Plans are underway to try and improve the safety of Edinburgh’s tramline system for people travelling by bike…
Following the tragic death of Edinburgh University medical student Zhi Min Soh this summer at the West End junction, Edinburgh Council promised to investigate measures to reduce the toll of tramline cycling crashes throughout the system. Also, Transport Minister Humza Yousaf offered to give the Council any appropriate assistance.
Subsequently, a motion on this (motion 9.1) was passed unanimously at the first meeting of the new Council – at which we had a deputation – and a detailed report on proposals is due at the October Transport Committee.
It is an unfortunate fact that, despite our strenuous efforts 10 years ago, the tramline layout was designed without proper consideration to cycling (or walking). As a result, although many improvements can be made, the system will never be as bike-friendly as it could and should have been.
Spokes has now met with Council officers, where we learned that proposed measures have been divided into stages 1-4 below, the first to be implemented rapidly, whilst later stages will be firmed up and their timescales clarified as design, consultation and, in some cases, legal processes are undertaken.
1. Measures which can be implemented rapidly, without needing legal processes, agreement from other bodies, and so on.
These measures should start to appear at the end of September.
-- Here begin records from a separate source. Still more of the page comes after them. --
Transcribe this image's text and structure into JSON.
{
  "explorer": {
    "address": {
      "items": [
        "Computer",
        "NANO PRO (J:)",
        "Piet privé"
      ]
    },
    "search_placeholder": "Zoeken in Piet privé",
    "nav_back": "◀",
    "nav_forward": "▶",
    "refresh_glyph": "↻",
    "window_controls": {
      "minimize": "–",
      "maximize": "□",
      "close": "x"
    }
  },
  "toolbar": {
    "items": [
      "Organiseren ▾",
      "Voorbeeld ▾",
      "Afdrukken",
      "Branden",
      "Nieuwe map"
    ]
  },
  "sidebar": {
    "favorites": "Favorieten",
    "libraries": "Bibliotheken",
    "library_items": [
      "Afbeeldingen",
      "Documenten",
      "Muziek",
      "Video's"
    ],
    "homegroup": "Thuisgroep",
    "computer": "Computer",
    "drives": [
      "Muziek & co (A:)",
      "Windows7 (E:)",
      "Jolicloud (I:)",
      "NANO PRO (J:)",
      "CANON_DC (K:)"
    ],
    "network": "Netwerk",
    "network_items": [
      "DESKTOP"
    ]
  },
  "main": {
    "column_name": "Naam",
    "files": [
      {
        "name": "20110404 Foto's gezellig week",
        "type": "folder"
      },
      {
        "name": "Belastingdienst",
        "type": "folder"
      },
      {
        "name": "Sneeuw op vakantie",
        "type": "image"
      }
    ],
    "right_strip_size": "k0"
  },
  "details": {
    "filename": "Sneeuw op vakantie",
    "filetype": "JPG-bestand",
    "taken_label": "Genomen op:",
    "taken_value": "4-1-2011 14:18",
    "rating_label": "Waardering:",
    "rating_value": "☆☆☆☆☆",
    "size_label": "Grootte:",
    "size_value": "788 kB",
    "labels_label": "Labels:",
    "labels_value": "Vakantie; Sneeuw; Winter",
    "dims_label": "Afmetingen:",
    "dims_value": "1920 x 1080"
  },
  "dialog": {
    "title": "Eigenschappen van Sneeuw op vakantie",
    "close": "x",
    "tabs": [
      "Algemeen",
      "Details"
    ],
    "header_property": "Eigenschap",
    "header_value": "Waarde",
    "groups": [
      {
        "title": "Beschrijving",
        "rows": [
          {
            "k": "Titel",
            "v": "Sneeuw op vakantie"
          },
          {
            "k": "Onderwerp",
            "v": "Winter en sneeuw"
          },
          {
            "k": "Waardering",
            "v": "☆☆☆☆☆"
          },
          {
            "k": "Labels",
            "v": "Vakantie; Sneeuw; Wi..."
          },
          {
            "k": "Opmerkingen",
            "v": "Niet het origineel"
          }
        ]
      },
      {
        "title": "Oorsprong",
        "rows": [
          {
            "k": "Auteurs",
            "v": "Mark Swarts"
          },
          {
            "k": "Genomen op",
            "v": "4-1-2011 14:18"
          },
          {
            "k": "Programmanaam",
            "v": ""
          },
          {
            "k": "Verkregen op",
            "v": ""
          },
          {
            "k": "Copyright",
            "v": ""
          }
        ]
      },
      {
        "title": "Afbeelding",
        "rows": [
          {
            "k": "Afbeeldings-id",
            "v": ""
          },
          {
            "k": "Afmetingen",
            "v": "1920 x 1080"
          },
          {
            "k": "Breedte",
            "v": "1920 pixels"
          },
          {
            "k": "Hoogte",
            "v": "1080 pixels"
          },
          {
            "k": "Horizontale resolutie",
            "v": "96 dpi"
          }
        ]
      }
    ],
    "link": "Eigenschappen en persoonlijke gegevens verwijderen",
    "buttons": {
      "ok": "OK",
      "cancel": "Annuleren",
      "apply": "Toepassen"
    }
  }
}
They will be monitored to identify any problems encountered and any modifications needed, and the Council will welcome feedback.
We were delighted to hear the Council appreciates that many crashes are due in part to traffic pressures – a vital point which Spokes has picked up from victims who have contacted us. Traffic pressures can force a cyclist unintentionally onto the tramline, often at a highly dangerous angle, or can prevent the cyclist positioning themself properly for an intentional crossing. The proposed immediate measures take this into account, and include…
- New signage throughout the system emphasising the need for people on bikes to be given sufficient space – including space behind when the motor vehicle cannot overtake. These are not standard signs, and so need a government ‘ok’ – but given the Minister’s support it is hoped that this will happen very quickly.
- A media campaign reinforcing the message, possibly including on the backs of buses.
- Red surfacing and white lining to indicate to cyclists where crossing is recommended, and to make motorists more conscious of the fact that cyclists may be needing to cross tramlines. Rather to our surprise, the bright red surfacing at Haymarket has greatly reduced tramline crash reports to Spokes – but most other potential red surfacing locations are less straightforward, and so it will be important for these locations to be monitored carefully.
2&3. Measures which require significant approvals and/or discussion/ agreement with other bodies such as police, tram and bus operators, etc.
For example, measures to give bikes a start over motor traffic, such as advance stop areas and possibly advance traffic lights. Also some physical measures where traffic regulation orders are not needed, such as possibly modifying the island outside Haymarket Station. We expect details will appear in the report to the October Transport Committee.
4. Major changes needing Traffic Regulation Orders, significant physical changes to roadways and kerbs, public consultation, etc
There are no detailed proposals yet, but this may tie in with major city centre changes following section 5 of the above motion passed at the first meeting of the new council. In particular, Spokes will continue to press for reduced motor traffic and for segregated cycle provision, notably for Princes Street [see below].
Projects will very likely include significant change at the West End junction (section 1 of the above motion). We are pressing for this to incorporate a cycle crossing (for example, as in our Bulletin 123 drawing) from Lothian Road/Rutland Square to Hope Street, connecting to the planned West-East cycleroute and it could also include the long-promised Hope Street pedestrian crossing.
WHAT YOU CAN DO
- If you have specific ideas for short-term or longer-term measures, tell your councillor and ask them to feed your ideas to relevant officers. Find your (Edinburgh) councillors here.
- In particular, consider the points made in the Spokes deputation to the June Council meeting.
- If you are involved in, or know someone involved in, a tramline crash – please do get it reported officially and send a copy to Spokes.
NOTE ON TRAMLINE ‘FILLERS’
People frequently suggest use of plastic or other tramline ‘fillers’ and pass on a variety of links found on the internet. We understand that Edinburgh Trams has investigated a number of makes and not found any which are effective, can withstand tram wheel pressure, and, most importantly, which work on the type of rail used in Edinburgh’s onroad tram sections (there are successful options for offroad sections). We support this view – see our Spokes note on tramline fillers. Of course, it is important always to keep an open mind for new developments which do resolve the problems, and if anyone in future hears of fillers which do work successfully in this type of on-road rail, please contact Edinburgh Trams.
PRINCES STREET: CAN IT BE TRAFFIC-FREE?
Princes Street was entirely traffic free for the whole of December 2011! [Graphic from Spokes Bulletin 112]